Non-specific neck pain (NSNP) is a common musculoskeletal condition resulting in pain, loss of movement and disability. Neck pain is the fourth greatest cause of global disability and affects between 30% and 50% of adults in any given year. Given the prevalence of neck pain, it is likely that most adults will experience neck pain at some point in their life. Current guidelines for managing NSNP includes a combination of exercise, stretching, simple painkillers, and ‘hands-on’ physiotherapy.
NSNP is defined as pain or discomfort in and around the neck and shoulder girdle,. It can be also result in a restriction in neck movement in certain directions, and can also be in conjunction with symptoms into the hands and arms, such as numbness, pins and needles or pain.
When diagnosing the nature of neck pain, it is important for the physiotherapist to take a thorough history, specifically detailing the precise location of your symptoms, and what movements or activities either make your symptoms worse, or make them better. This information gives us information as to which exercises may be beneficial to you.
- Keep moving
- Take regular analgesia if you feel you need to or if it helps you to be able to exercise
- Use heat packs to relax muscles before you start to exercise or stretch
- Take regular breaks from your computer or workstation to ensure you are able to change position
- Review your working environment, especially if you regularly use display screen equipment (DSE). Further information can be found at https://www.hse.gov.uk/pubns/ck1.pdf
- Adopt abnormal movement patterns (such as turning from your body instead of your neck)
- Use collars or neck braces, unless you have been specifically directed to do so by a healthcare professional.
Use a hot water bottle or warm wheat bag at the site of pain. Ensure applications of heat are not made directly onto skin. Warming creams and gels can give some relief, however any benefits are likely more associated with the action of rubbing or self-massage, which you may also find beneficial.
Start some simple range of motion exercises at the first sign of discomfort around the neck or shoulder girdles. Incorporate both range of motion exercises and gentle stretches. Perform them frequently throughout the day.

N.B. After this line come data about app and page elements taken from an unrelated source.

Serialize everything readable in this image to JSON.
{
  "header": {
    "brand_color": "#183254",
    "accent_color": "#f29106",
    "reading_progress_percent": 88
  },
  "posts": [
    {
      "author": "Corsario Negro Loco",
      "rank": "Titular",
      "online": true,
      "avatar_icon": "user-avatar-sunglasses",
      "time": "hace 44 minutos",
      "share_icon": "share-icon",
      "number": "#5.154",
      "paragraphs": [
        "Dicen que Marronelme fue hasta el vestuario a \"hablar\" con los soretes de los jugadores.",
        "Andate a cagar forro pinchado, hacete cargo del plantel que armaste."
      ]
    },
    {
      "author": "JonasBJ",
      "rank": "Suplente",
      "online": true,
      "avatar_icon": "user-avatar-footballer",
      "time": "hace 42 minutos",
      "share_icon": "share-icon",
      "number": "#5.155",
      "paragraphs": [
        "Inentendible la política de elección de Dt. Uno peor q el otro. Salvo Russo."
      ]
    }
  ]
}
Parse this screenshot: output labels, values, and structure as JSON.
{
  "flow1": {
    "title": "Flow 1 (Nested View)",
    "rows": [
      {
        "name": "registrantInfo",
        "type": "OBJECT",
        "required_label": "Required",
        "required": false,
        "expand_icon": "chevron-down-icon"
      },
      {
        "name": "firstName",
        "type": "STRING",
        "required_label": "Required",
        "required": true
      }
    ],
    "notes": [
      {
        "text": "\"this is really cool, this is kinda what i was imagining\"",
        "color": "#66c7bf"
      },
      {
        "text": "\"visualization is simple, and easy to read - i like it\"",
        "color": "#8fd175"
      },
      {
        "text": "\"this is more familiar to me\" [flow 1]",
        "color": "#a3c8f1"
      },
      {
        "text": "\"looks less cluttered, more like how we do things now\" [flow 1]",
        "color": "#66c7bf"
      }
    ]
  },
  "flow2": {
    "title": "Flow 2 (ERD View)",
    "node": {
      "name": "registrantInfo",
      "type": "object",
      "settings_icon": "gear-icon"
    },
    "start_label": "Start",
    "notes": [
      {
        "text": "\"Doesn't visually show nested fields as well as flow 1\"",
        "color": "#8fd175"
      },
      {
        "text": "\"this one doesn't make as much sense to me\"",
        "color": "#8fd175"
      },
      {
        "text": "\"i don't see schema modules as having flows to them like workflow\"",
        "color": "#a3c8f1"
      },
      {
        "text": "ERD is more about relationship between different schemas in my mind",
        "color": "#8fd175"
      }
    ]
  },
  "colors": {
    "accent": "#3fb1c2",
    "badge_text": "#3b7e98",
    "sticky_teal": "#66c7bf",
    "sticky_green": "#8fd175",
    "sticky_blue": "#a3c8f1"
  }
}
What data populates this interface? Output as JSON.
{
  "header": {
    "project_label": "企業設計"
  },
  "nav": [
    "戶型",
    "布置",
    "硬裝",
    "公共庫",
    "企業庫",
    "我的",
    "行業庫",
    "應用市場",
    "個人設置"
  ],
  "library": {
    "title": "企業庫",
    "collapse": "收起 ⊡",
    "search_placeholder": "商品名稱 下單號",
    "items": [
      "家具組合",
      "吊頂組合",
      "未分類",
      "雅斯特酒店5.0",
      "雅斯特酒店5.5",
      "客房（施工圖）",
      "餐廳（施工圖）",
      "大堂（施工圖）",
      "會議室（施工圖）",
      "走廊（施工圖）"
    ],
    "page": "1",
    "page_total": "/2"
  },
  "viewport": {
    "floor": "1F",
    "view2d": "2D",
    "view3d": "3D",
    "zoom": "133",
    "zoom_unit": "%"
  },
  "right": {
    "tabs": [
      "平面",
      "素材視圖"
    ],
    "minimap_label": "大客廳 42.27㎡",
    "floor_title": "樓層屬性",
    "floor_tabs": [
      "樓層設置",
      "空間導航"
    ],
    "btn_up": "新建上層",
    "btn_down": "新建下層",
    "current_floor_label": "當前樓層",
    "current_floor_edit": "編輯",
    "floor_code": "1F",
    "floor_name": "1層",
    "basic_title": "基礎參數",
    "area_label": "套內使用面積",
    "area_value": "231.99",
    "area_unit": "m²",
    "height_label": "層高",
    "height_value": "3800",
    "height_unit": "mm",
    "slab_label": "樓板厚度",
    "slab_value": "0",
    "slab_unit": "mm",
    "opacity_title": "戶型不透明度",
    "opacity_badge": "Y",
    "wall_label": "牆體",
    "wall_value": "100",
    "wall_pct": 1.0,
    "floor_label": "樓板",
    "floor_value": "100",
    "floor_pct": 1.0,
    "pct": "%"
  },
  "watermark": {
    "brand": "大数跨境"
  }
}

For further information please see the following resources;
For beginner level pilates aimed at spinal pain, please see link to NHS YouTube channel: